[Task item] Looking through the data below, work out how many lines have the word "Neizvršeno". Reply with that number only.

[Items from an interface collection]
****

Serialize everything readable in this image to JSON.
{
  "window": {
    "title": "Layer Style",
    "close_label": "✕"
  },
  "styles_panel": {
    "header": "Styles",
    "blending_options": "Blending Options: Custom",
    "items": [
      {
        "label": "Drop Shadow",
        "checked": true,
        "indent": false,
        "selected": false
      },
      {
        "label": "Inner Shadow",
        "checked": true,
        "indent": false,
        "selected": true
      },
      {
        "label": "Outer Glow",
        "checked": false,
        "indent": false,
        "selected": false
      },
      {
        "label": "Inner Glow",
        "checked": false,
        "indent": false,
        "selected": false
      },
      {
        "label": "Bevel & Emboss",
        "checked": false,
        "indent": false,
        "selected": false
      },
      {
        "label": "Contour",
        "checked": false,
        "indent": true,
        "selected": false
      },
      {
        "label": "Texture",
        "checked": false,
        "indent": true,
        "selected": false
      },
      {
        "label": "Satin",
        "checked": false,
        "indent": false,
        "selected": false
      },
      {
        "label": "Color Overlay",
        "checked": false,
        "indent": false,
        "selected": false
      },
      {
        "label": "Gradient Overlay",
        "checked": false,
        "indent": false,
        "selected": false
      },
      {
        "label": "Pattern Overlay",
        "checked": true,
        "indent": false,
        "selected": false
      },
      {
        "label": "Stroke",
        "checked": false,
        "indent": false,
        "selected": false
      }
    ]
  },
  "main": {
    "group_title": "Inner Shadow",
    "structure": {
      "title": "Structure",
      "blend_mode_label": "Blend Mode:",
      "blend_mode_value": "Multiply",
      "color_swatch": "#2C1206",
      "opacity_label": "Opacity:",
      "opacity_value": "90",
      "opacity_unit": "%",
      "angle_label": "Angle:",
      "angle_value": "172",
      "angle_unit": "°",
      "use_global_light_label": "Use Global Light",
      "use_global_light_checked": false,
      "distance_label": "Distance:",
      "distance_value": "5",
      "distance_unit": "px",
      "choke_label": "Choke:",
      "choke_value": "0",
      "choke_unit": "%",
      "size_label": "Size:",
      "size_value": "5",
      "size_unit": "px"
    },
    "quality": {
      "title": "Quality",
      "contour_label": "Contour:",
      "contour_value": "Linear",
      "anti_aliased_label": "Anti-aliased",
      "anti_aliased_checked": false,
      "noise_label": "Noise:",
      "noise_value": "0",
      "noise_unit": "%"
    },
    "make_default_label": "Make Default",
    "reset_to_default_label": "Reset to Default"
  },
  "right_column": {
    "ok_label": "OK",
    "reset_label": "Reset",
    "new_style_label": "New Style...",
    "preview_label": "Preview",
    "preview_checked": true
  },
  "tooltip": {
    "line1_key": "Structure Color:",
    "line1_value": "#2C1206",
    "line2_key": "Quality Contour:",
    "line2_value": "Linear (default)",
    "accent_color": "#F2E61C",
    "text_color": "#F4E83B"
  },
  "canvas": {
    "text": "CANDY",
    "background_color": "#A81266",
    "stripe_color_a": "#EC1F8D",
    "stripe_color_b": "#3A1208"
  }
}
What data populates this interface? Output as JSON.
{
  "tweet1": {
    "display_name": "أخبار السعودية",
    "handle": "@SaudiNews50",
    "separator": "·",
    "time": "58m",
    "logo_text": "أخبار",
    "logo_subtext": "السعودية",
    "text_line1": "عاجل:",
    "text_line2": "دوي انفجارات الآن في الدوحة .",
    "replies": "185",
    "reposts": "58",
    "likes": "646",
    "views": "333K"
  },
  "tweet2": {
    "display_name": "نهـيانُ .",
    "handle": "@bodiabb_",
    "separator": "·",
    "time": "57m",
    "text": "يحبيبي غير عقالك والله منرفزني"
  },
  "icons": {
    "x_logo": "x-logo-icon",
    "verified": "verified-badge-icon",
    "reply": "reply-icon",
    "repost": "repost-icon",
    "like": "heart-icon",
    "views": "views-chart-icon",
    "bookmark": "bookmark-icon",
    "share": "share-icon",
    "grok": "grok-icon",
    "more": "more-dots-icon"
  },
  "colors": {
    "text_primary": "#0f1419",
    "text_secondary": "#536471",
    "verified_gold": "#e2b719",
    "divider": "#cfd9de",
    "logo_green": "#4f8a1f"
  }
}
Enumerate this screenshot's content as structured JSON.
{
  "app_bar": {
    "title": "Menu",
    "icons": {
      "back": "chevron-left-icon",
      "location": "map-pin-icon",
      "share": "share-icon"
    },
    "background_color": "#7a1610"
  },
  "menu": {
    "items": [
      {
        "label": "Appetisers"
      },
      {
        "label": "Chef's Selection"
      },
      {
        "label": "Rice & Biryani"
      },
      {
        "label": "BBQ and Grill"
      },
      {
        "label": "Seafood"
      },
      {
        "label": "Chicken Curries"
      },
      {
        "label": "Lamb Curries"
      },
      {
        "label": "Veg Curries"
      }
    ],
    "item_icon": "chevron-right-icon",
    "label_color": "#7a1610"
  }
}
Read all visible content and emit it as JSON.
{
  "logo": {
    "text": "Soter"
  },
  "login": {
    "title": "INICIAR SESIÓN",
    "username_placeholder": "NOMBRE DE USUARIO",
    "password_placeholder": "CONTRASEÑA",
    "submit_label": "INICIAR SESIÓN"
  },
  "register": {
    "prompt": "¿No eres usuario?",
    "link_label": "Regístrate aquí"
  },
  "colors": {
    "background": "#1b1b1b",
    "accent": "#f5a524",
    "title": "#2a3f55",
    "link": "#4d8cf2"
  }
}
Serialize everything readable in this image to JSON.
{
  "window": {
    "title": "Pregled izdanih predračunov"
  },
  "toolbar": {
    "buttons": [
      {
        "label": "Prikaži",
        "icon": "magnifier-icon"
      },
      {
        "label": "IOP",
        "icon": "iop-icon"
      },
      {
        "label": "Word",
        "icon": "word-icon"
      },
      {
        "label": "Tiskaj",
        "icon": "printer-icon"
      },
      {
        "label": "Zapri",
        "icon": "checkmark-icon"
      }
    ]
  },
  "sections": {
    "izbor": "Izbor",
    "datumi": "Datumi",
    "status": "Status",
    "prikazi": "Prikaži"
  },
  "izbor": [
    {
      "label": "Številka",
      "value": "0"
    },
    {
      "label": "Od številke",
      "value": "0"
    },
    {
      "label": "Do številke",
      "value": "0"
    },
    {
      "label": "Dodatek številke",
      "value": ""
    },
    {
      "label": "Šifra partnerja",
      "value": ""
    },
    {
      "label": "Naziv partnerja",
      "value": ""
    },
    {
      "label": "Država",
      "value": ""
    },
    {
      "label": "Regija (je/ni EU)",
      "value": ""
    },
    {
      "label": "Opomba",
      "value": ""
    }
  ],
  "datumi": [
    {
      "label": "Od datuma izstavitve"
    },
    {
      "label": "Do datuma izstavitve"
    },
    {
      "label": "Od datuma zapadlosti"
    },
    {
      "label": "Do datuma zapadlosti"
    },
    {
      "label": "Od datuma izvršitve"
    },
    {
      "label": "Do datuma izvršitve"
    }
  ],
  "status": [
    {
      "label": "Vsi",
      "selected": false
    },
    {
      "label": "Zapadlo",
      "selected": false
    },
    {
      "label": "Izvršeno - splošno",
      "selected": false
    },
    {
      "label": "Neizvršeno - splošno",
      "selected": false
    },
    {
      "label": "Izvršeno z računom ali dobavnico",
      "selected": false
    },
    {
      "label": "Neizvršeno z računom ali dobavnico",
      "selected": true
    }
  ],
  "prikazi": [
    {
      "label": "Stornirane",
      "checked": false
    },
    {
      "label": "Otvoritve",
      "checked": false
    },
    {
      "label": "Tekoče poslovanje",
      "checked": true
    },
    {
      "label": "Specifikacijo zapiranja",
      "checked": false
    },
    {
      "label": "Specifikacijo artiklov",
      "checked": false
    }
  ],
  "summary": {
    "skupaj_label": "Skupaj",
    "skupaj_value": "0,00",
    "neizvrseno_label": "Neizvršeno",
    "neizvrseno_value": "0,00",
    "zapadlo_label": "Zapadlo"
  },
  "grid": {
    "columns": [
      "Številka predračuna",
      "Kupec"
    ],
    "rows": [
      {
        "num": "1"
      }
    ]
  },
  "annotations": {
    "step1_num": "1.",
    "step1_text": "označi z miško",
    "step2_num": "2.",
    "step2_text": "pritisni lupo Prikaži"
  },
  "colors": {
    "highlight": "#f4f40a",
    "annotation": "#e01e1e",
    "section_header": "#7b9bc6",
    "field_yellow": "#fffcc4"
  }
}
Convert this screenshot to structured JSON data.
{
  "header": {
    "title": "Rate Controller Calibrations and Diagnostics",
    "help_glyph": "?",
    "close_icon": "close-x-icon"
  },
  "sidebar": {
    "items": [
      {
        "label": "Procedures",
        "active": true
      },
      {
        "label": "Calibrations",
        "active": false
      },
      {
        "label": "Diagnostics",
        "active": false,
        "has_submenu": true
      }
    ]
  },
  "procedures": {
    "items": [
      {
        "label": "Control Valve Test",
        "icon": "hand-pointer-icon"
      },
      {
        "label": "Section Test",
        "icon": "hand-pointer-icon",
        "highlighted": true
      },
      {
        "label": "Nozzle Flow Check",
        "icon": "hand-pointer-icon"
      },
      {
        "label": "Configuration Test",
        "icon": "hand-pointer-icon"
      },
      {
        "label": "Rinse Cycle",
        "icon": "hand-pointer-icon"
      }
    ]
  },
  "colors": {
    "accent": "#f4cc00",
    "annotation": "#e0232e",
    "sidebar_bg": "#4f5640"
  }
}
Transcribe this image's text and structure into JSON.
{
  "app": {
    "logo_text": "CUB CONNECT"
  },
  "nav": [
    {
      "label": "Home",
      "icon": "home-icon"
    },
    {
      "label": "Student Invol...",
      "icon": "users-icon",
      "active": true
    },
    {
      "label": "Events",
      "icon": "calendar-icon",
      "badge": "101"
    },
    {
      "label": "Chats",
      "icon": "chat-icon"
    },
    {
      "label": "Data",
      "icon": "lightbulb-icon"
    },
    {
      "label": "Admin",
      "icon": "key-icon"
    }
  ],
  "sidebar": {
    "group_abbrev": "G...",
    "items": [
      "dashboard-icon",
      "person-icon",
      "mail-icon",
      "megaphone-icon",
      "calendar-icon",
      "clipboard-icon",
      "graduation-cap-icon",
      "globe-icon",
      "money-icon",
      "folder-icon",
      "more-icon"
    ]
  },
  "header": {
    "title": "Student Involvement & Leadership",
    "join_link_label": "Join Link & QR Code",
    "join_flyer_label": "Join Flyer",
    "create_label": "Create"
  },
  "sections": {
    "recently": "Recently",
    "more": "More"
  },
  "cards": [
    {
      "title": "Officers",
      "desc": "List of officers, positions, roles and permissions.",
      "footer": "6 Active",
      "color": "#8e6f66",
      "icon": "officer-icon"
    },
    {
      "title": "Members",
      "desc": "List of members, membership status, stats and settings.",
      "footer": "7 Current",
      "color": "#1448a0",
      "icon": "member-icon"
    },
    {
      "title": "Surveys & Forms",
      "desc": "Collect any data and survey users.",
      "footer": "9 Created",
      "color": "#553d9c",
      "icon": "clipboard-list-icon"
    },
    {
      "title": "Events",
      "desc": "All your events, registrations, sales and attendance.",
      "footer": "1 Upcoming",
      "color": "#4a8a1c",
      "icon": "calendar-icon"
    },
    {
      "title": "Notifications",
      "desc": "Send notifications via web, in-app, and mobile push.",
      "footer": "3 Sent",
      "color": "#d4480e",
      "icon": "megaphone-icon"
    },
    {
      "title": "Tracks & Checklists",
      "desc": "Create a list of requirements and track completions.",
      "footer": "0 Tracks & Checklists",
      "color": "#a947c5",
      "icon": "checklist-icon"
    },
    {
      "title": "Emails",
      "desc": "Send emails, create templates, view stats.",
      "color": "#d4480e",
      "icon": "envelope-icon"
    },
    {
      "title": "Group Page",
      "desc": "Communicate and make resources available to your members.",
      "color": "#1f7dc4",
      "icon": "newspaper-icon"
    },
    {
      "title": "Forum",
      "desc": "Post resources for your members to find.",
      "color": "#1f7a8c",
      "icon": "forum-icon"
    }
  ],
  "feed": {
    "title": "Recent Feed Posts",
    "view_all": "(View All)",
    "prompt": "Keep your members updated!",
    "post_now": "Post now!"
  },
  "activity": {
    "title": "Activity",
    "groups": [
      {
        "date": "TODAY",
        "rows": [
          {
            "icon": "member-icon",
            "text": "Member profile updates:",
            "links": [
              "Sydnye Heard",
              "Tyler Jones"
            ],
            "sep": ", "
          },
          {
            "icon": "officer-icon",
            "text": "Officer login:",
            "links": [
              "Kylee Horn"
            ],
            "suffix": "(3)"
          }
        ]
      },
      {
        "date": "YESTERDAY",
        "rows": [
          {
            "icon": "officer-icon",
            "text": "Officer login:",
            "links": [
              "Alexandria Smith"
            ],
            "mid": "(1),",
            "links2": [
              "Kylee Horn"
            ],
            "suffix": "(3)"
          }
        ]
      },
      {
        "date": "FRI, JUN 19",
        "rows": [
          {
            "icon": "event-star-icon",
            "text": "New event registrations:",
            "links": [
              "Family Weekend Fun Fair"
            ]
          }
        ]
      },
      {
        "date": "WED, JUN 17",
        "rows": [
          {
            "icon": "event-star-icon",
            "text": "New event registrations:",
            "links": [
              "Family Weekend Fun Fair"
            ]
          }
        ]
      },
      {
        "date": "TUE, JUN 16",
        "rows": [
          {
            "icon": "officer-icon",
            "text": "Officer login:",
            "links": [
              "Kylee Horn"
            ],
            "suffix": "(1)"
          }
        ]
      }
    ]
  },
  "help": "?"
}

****

[Answer space] 3